* _EXERCISE PROMPT_
Hunt for the word "LIGNE" across the entries below, copying each line that holds it.

***** DATA IN THIS EXERCISE *****

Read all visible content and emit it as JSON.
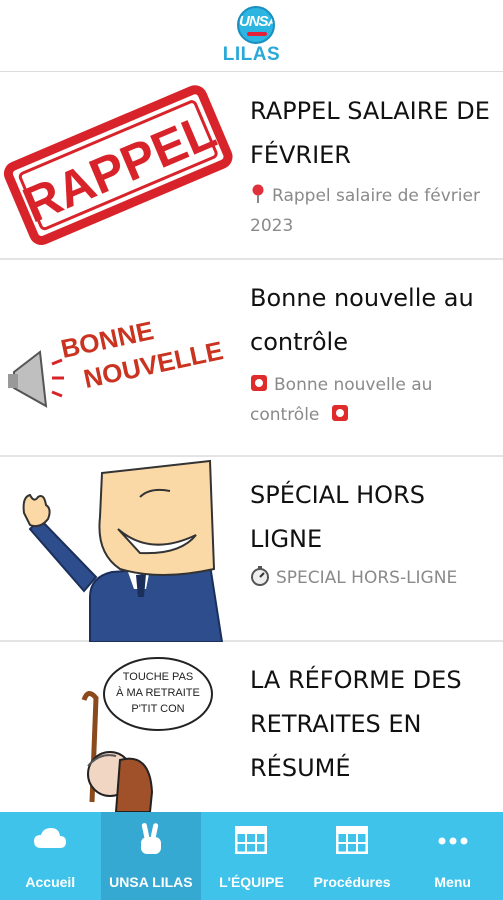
{
  "header": {
    "logo_text": "UNSA",
    "title": "LILAS"
  },
  "articles": [
    {
      "title": "RAPPEL SALAIRE DE FÉVRIER",
      "excerpt_icon": "round-pushpin-icon",
      "excerpt": "Rappel salaire de février 2023",
      "image_text": "RAPPEL"
    },
    {
      "title": "Bonne nouvelle au contrôle",
      "excerpt_icon": "police-light-icon",
      "excerpt": "Bonne nouvelle au contrôle",
      "image_text_1": "BONNE",
      "image_text_2": "NOUVELLE"
    },
    {
      "title": "SPÉCIAL HORS LIGNE",
      "excerpt_icon": "stopwatch-icon",
      "excerpt": "SPECIAL HORS-LIGNE"
    },
    {
      "title": "LA RÉFORME DES RETRAITES EN RÉSUMÉ",
      "image_text_1": "TOUCHE PAS",
      "image_text_2": "À MA RETRAITE",
      "image_text_3": "P'TIT CON"
    }
  ],
  "nav": [
    {
      "label": "Accueil",
      "icon": "cloud-icon",
      "active": false
    },
    {
      "label": "UNSA LILAS",
      "icon": "peace-hand-icon",
      "active": true
    },
    {
      "label": "L'ÉQUIPE",
      "icon": "table-icon",
      "active": false
    },
    {
      "label": "Procédures",
      "icon": "table-icon",
      "active": false
    },
    {
      "label": "Menu",
      "icon": "ellipsis-icon",
      "active": false
    }
  ],
  "colors": {
    "accent": "#2aa8d8",
    "nav_bg": "#3fc3ea",
    "nav_active": "#36a9d2",
    "stamp_red": "#d8232a"
  }
}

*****

* _SOLUTION TO THIS TASK_
      "title": "SPÉCIAL HORS LIGNE",
      "excerpt": "SPECIAL HORS-LIGNE"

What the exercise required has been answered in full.